The court noted that while it was true that by June 2012, Appleyard's survival depended on the good will of Ulster Bank and any director would have known that the risk of the withdrawal of support by the Bank must have been a real one, there was little to indicate that Mr Sedgwick ought to have known that the collapse would come on 13 and 14 June 2012 or that the receipt of the monies from Toomey would lead to loss on the part of that creditor. The Court noted that the evidence in the High Court suggested that while Mr. Sedgwick was aware in general terms of the Toomey purchase, he was not personally involved in that transaction.
Furthermore, Appleyard had never received any warning from either its auditors, financial controller or from the Bank itself that there was any imminent risk of losing support from Ulster Bank.
In the light of these facts, the Court of Appeal differed from the conclusions of the High Court. The Court was of the view that even if Mr Sedgwick had been personally involved in the Toomey payment, it was hard to see how on either 12 June 2012 (when a request for payment was made) or 13 June 2012 (when payment was received), he ought to have known that these actions would cause Toomey loss. He could not have known that this would occur for so long as Ulster Bank continued to support the company. As he had no reason to believe that the decision of Ulster Bank to cease to support the company was imminent or had been even threatened, the standard imposed by s. 297A(2)(a) (“…would cause loss to the creditors of the company or any of them….”) was not met.

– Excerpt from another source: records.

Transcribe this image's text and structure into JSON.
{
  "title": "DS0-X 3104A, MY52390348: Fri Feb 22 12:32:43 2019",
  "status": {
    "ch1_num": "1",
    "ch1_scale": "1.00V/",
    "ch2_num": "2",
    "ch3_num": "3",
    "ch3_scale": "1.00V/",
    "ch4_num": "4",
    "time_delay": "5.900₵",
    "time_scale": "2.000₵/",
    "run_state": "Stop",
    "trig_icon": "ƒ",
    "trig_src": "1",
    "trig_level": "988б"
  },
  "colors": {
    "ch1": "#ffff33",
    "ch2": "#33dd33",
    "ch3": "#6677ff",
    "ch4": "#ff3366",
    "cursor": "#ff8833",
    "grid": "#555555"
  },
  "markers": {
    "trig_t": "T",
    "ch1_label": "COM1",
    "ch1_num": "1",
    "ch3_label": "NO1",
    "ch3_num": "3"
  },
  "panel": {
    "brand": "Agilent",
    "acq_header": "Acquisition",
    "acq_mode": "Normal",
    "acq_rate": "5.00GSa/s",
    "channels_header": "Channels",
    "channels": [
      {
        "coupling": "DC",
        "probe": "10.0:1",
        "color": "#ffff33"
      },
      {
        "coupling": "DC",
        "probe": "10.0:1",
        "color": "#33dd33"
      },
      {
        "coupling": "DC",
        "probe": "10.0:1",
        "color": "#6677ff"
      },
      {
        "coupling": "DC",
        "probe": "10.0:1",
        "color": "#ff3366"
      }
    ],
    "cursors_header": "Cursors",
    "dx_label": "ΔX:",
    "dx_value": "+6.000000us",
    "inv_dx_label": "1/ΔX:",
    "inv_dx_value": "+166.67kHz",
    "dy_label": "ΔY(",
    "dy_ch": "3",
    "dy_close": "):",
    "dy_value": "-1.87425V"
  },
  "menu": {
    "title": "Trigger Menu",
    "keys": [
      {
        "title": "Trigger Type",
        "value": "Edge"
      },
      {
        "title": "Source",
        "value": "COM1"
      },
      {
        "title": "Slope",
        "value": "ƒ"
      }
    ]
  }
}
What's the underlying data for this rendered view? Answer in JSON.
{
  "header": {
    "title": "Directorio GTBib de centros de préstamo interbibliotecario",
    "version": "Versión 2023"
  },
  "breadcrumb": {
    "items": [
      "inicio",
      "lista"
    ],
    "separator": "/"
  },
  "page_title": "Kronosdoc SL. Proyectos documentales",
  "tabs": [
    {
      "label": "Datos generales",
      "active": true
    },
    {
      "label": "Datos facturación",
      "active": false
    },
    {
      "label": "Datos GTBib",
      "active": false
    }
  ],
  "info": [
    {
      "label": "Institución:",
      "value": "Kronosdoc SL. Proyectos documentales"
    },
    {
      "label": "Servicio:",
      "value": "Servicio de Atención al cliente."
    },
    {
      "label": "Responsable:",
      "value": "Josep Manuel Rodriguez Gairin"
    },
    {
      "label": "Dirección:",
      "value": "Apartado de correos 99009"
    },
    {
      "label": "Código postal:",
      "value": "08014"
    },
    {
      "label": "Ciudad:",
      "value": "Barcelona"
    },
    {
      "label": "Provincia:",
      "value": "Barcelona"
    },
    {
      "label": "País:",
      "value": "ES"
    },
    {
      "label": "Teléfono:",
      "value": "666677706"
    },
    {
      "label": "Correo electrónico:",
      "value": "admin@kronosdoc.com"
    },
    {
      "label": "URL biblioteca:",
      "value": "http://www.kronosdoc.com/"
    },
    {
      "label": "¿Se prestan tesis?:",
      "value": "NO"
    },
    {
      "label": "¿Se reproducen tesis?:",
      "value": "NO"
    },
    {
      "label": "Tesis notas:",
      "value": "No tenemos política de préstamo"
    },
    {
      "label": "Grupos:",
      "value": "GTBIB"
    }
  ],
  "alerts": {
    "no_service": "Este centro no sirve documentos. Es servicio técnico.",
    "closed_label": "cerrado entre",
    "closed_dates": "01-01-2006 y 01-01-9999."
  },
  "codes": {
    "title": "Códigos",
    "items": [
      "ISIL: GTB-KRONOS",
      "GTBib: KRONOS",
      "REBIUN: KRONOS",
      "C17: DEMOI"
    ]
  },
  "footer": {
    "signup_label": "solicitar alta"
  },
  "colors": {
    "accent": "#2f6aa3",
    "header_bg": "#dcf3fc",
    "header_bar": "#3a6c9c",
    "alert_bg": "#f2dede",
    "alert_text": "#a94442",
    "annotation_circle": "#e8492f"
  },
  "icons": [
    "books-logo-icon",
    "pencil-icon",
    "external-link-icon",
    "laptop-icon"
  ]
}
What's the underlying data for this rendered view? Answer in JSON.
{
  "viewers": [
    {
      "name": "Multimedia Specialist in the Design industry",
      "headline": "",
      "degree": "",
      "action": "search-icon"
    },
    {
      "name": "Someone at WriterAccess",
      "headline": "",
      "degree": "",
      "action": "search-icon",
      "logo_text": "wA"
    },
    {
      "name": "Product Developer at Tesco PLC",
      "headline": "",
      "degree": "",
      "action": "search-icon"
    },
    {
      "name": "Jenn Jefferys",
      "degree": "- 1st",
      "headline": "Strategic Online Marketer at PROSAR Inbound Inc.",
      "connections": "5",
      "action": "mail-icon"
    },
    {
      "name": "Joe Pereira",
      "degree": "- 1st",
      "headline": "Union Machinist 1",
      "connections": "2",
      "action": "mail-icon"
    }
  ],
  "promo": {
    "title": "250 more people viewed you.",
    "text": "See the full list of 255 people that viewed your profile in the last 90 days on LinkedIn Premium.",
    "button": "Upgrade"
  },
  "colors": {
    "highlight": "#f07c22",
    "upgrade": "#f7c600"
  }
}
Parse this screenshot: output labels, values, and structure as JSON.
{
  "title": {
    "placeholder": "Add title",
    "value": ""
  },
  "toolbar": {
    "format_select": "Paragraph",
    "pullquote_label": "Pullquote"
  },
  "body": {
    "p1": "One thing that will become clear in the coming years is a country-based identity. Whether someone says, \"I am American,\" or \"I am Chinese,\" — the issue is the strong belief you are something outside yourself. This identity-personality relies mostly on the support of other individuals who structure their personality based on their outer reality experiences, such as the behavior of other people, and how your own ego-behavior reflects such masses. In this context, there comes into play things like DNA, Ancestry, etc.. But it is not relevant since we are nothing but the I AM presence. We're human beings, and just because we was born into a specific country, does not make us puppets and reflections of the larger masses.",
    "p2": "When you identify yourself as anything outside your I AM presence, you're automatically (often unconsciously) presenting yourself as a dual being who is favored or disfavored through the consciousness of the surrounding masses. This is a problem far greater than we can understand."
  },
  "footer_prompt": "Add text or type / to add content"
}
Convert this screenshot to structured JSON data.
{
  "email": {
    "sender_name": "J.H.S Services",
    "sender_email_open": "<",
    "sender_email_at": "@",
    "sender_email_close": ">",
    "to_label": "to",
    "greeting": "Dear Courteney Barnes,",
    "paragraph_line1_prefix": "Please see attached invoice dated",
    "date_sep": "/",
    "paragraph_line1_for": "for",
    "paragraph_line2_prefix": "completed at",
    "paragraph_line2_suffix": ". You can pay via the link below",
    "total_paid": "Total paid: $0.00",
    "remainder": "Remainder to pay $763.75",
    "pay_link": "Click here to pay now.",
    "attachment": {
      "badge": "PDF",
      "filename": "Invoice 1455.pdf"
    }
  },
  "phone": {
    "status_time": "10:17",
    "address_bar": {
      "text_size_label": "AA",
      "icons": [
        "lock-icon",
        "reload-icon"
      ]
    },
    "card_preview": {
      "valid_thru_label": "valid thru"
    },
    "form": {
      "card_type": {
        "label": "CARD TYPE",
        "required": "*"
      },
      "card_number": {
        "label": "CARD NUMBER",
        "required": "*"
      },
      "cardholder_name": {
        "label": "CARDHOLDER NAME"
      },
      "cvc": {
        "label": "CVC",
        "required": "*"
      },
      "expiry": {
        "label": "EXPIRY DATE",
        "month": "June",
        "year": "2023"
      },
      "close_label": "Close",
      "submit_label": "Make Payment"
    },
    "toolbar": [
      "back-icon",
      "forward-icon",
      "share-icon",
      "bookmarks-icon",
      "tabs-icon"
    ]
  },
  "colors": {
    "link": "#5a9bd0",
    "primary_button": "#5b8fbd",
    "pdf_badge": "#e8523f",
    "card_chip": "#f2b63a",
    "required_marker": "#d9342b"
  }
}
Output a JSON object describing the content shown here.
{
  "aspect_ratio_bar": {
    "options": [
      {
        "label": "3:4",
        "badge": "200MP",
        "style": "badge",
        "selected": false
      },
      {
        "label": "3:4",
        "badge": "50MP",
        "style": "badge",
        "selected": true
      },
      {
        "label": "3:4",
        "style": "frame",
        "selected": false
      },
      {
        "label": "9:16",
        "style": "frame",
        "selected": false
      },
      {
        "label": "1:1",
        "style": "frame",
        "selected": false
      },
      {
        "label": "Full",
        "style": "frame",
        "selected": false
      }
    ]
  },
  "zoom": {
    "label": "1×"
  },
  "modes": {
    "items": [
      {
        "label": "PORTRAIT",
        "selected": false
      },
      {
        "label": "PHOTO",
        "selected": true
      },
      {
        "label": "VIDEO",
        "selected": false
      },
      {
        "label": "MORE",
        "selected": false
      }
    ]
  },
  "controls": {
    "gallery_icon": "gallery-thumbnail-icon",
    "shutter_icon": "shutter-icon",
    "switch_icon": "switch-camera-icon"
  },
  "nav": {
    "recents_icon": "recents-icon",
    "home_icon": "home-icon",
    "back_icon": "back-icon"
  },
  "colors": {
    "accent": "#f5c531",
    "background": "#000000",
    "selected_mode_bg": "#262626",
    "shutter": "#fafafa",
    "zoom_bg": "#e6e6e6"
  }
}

There Court noted that Appleyard took an enhanced risk with the funds of Toomey by accepting advance payment before the delivery of the vehicles could actually be effected and it would have been wiser if the funds had been paid into an escrow account. However, none of this was in itself sufficient to ensure that the test in Section 297A(2)(a) had been satisfied.
The Court allowed the appeal of Mr. Sedgwick and refused the declarations sought under Section 297A(2)(a) of the 1963 Act.
For further information please contact Paula Mullooly.
Date published: 6 December 2016